EXERCISE DIRECTIONS
All entries must come back exactly as given, with no pictures in the copy.

Component data from apps and pages
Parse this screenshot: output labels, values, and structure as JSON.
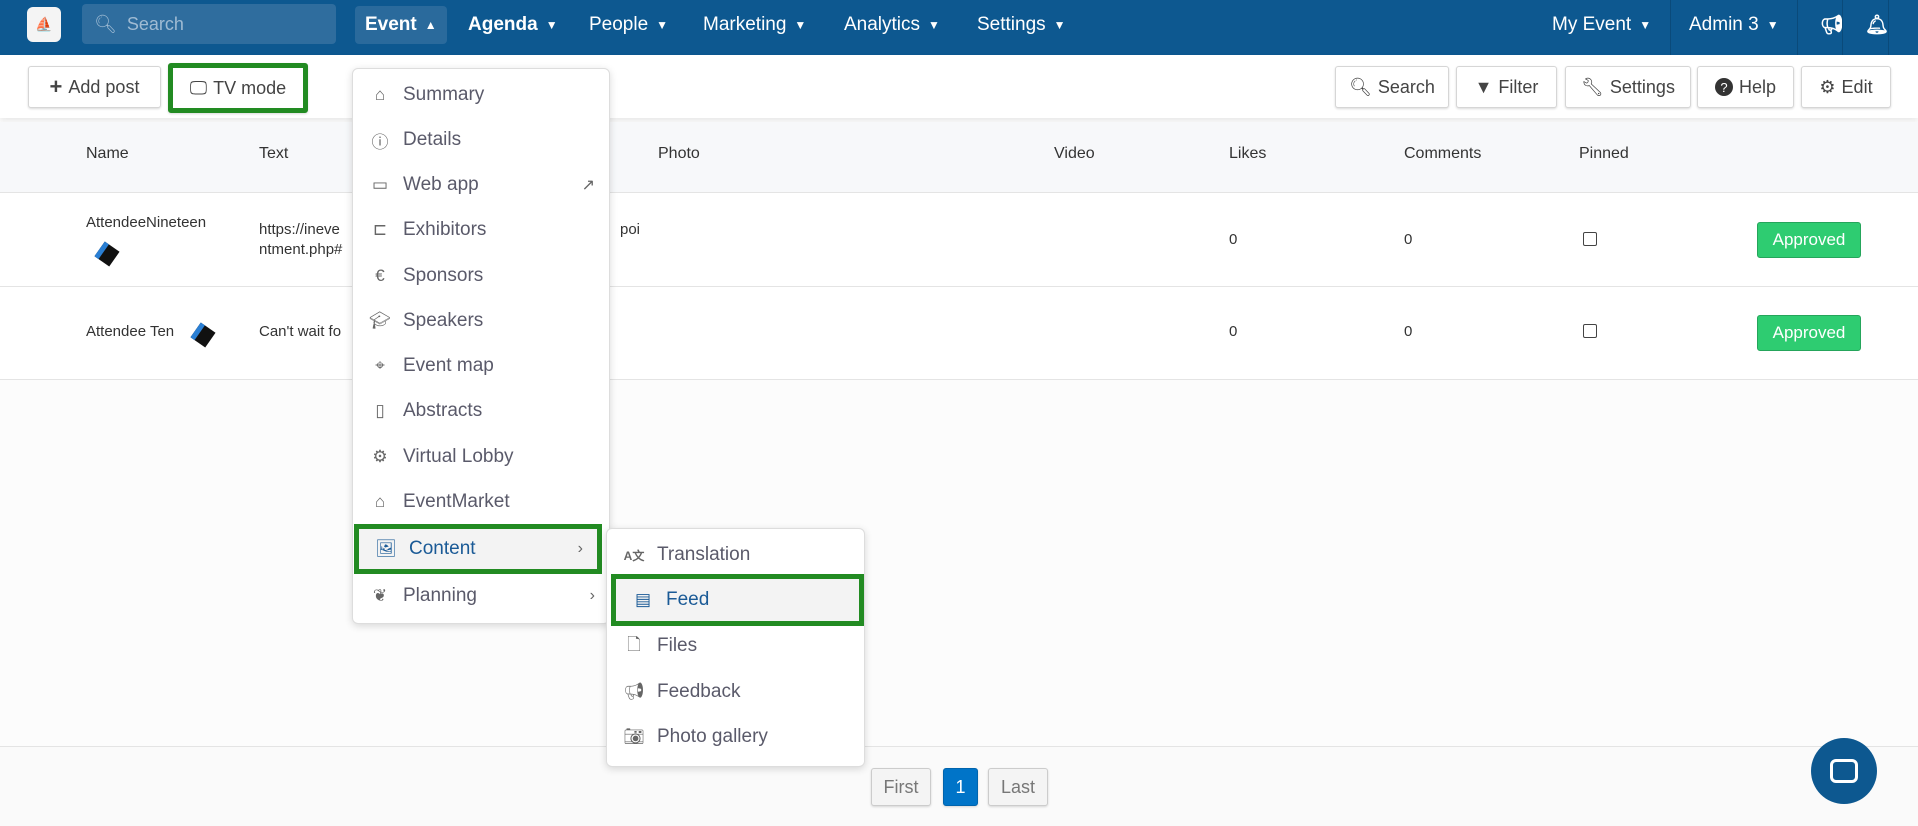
{
  "nav": {
    "search_placeholder": "Search",
    "items": [
      "Event",
      "Agenda",
      "People",
      "Marketing",
      "Analytics",
      "Settings"
    ],
    "my_event": "My Event",
    "admin": "Admin 3"
  },
  "toolbar": {
    "add_post": "Add post",
    "tv_mode": "TV mode",
    "search": "Search",
    "filter": "Filter",
    "settings": "Settings",
    "help": "Help",
    "edit": "Edit"
  },
  "table": {
    "headers": [
      "Name",
      "Text",
      "Photo",
      "Video",
      "Likes",
      "Comments",
      "Pinned"
    ],
    "rows": [
      {
        "name": "AttendeeNineteen",
        "text1": "https://ineve",
        "text2": "ntment.php#",
        "text_tail": "poi",
        "likes": "0",
        "comments": "0",
        "status": "Approved"
      },
      {
        "name": "Attendee Ten",
        "text1": "Can't wait fo",
        "likes": "0",
        "comments": "0",
        "status": "Approved"
      }
    ]
  },
  "event_menu": [
    "Summary",
    "Details",
    "Web app",
    "Exhibitors",
    "Sponsors",
    "Speakers",
    "Event map",
    "Abstracts",
    "Virtual Lobby",
    "EventMarket",
    "Content",
    "Planning"
  ],
  "content_menu": [
    "Translation",
    "Feed",
    "Files",
    "Feedback",
    "Photo gallery"
  ],
  "pagination": {
    "first": "First",
    "current": "1",
    "last": "Last"
  },
  "colors": {
    "nav": "#0d5890",
    "highlight": "#228b22",
    "approved": "#2ecc71",
    "page_active": "#0074c8"
  }
}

RESULT
Parse this screenshot: output labels, values, and structure as JSON.
{
  "nav": {
    "search_placeholder": "Search",
    "items": [
      "Event",
      "Agenda",
      "People",
      "Marketing",
      "Analytics",
      "Settings"
    ],
    "my_event": "My Event",
    "admin": "Admin 3"
  },
  "toolbar": {
    "add_post": "Add post",
    "tv_mode": "TV mode",
    "search": "Search",
    "filter": "Filter",
    "settings": "Settings",
    "help": "Help",
    "edit": "Edit"
  },
  "table": {
    "headers": [
      "Name",
      "Text",
      "Photo",
      "Video",
      "Likes",
      "Comments",
      "Pinned"
    ],
    "rows": [
      {
        "name": "AttendeeNineteen",
        "text1": "https://ineve",
        "text2": "ntment.php#",
        "text_tail": "poi",
        "likes": "0",
        "comments": "0",
        "status": "Approved"
      },
      {
        "name": "Attendee Ten",
        "text1": "Can't wait fo",
        "likes": "0",
        "comments": "0",
        "status": "Approved"
      }
    ]
  },
  "event_menu": [
    "Summary",
    "Details",
    "Web app",
    "Exhibitors",
    "Sponsors",
    "Speakers",
    "Event map",
    "Abstracts",
    "Virtual Lobby",
    "EventMarket",
    "Content",
    "Planning"
  ],
  "content_menu": [
    "Translation",
    "Feed",
    "Files",
    "Feedback",
    "Photo gallery"
  ],
  "pagination": {
    "first": "First",
    "current": "1",
    "last": "Last"
  },
  "colors": {
    "nav": "#0d5890",
    "highlight": "#228b22",
    "approved": "#2ecc71",
    "page_active": "#0074c8"
  }
}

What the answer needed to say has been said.